There may be some amount of improvisation required, though it would not be hard to plan an EverBed or a few EverBeds given the guidelines above. Developing a rhythm will be essential, and it may take a few beds across a few seasons to internalize the approach. Planning is a potential downside to this, however, and a good system should be developed to make it have the intended effect of constant photosynthesis and consistent production. That said, it’s a bit of a thrill to find unused space in an Everbed and experiment. Get creative, but keep copious notes (or plenty of photos on your smartphone).
Here are some considerations: having interplant friendly transplants on hand for openings (scallions are wonderful for this one); developing a system of seeding when you don’t have them on hand, mixing companions; complimenting the root depths, spacing for canopy, etc. Over time, a repertoire of crop cycles could be developed in a whole-season bed plan, much like crop planning is done now, though the crops would overlap instead of waiting for the first crop to be harvested before planting the next. Creating patterns of crops (like repeating the lettuce-follows-celery example above) that can be replicated and deployed over a bed for a whole season would be ideal, but you’d still have to have some flexibility—and a plan B—when a crop fails or circumstances change. Here is where those extra interplant friendly transplants in the greenhouse will come in handy.
A small amount of compost can be added before transplanting among other crops. High protein meals like alfalfa are a good addition as they can easily be spread around already growing crops without negative effect to give the next crop a good chance to establish and thrive. Emulsions and compost teas will make sense, as long as proper sanitation is still heeded since you will likely be spraying market crops during harvest periods. Perhaps it is better to use dip than foliarly apply compost teas to avoid any possible contamination? Any exposed soil should always be covered with compost to help retain moisture.

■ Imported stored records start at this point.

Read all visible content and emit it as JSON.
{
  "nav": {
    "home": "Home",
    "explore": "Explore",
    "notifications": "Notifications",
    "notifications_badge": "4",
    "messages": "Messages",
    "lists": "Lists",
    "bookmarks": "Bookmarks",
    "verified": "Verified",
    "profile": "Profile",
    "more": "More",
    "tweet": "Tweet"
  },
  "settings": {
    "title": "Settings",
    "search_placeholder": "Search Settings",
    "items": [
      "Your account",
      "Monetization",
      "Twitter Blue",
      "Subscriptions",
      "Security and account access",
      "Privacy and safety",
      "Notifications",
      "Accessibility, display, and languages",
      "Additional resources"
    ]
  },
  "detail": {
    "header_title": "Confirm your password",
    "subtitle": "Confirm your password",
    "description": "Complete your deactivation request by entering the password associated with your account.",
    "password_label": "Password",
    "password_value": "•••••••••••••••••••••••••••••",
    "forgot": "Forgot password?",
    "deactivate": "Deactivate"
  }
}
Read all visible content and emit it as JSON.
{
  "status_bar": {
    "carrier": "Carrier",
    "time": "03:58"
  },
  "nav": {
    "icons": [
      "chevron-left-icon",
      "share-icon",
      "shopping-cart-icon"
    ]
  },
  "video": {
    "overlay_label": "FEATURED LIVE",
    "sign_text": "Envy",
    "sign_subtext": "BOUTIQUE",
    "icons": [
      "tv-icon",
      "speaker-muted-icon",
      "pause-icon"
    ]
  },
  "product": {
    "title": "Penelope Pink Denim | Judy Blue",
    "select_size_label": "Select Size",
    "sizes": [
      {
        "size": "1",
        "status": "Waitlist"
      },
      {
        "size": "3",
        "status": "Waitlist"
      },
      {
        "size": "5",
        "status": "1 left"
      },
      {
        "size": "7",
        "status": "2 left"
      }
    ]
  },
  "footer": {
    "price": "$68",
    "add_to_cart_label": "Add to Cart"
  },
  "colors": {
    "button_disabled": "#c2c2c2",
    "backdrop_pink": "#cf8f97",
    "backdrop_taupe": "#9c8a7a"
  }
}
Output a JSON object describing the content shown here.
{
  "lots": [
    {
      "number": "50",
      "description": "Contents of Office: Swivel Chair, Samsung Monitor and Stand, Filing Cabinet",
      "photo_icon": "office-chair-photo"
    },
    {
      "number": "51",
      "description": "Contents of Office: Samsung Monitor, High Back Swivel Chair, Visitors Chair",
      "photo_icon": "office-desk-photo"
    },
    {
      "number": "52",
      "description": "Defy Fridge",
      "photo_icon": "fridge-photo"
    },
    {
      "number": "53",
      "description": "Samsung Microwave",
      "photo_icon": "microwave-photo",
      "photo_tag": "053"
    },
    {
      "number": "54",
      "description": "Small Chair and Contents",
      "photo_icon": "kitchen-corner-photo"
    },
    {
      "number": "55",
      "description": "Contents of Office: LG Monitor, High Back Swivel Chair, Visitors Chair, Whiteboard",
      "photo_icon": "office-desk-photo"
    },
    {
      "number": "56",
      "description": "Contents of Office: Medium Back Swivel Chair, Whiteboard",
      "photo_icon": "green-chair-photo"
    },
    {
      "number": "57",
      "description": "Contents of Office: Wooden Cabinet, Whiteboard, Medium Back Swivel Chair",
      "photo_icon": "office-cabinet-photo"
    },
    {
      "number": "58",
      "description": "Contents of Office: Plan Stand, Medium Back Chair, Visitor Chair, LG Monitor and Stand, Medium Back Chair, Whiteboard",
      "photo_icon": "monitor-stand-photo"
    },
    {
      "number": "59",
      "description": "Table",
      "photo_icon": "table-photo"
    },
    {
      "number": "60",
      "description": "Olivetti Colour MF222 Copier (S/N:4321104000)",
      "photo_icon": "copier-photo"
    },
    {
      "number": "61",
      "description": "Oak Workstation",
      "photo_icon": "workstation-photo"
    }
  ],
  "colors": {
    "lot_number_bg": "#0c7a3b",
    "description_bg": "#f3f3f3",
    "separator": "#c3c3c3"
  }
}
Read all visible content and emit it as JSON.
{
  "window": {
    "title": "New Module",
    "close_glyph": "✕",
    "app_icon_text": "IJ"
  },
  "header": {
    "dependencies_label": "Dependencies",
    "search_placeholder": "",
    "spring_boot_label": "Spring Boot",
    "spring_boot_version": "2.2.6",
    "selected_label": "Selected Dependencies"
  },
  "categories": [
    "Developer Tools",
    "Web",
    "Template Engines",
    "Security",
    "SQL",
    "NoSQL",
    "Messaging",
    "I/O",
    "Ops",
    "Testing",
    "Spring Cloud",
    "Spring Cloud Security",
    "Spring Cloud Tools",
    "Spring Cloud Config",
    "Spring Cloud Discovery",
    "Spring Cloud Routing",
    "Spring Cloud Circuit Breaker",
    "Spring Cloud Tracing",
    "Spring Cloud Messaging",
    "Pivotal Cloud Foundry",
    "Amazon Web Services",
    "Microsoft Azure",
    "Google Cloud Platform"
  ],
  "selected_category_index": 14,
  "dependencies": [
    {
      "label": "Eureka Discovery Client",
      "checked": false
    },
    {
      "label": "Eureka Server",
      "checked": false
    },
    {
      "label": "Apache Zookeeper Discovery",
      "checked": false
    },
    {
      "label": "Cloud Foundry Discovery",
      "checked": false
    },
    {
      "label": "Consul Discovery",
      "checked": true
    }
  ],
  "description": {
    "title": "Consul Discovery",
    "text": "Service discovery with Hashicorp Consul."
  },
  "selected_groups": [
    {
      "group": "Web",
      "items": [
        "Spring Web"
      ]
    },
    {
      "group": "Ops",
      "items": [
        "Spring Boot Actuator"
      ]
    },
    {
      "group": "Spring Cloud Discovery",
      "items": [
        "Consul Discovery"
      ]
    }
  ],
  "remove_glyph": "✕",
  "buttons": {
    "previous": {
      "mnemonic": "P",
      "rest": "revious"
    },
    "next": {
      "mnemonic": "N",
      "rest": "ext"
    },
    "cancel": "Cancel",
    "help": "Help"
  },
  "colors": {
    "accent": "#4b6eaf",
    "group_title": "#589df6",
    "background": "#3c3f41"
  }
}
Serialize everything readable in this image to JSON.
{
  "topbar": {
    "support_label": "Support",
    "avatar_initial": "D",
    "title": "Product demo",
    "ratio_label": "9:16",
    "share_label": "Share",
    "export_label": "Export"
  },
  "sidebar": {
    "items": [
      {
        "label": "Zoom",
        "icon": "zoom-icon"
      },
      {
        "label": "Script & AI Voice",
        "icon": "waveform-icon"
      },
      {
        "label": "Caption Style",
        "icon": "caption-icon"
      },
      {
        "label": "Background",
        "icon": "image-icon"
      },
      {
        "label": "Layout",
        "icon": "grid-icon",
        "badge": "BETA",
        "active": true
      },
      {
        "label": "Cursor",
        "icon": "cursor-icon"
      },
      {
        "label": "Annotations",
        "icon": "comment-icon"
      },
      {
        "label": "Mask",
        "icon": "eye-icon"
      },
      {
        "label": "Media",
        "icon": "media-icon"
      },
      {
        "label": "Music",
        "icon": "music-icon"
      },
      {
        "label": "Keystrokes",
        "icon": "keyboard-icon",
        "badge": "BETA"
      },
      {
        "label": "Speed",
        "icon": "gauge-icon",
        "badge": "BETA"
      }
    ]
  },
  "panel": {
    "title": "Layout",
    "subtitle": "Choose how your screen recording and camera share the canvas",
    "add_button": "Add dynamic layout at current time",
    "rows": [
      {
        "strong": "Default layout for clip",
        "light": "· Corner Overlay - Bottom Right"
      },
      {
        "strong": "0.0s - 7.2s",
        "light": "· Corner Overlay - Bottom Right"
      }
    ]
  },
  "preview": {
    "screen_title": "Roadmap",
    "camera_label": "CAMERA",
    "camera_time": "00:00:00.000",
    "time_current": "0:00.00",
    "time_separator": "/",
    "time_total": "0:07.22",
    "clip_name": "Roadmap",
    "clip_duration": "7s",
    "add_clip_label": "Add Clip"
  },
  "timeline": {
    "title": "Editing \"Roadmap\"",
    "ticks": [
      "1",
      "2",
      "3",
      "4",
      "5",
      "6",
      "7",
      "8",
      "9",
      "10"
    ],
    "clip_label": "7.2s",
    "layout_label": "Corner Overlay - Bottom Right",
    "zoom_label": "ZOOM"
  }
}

For Winter, covers or caterpillar tunnels may be put in place to keep the beds in production through the cold. Cover crops are fine, too, though the bed should be sown in something that will keep photosynthesizing until spring: ryes, vetches, and clovers would be preferable to winter-kill crops like peas and oats. Failure to do so can result in not being able to call yourself an EverBedder ever again lest the message boards bad-mouth you into obscurity. Really though, let’s give each other a break on who calls who what a just farm better. Pound it.
Edible winter-hardy crops like kales, collards, spinach, lettuce, and mache can provide both income and photosynthesis over the colder months. So can roots like carrots and leeks, but the difficulty would be in establishing the next crop during a mid-Winter harvest (at least, here in zone 6 and beyond). Garlic has a lot of potential to fill the Winter Everbed here, as well.
The biggest issue centers around planning. Crop planning is challenging, because each crop needs to go into a space with some, but not too much, competition, allowing both it and the soil to thrive. So sunlight, ventilation, root zone, all of it has to be taken into account. This can be a limiting factor and there are bound to be mistakes early on. Another issue is that most everything has to be transplanted. Marking rows when the beds are already established is an extra step and long-term conundrum, because the spacing for the fourth crop is dependent upon the third, the third on the second, you get the idea. The prospect of having my whole market garden in Everbeds is mind-bending, but it could also shrink the footprint of the garden considerably.
Ultimately, I feel the idea has some potential because it simultaneously accomplishes the main principles of no-till farming: keeps the soil covered, planted (and in rotation), undisturbed, and producing income (though that’s the lesser of the consideration here) as much as possible.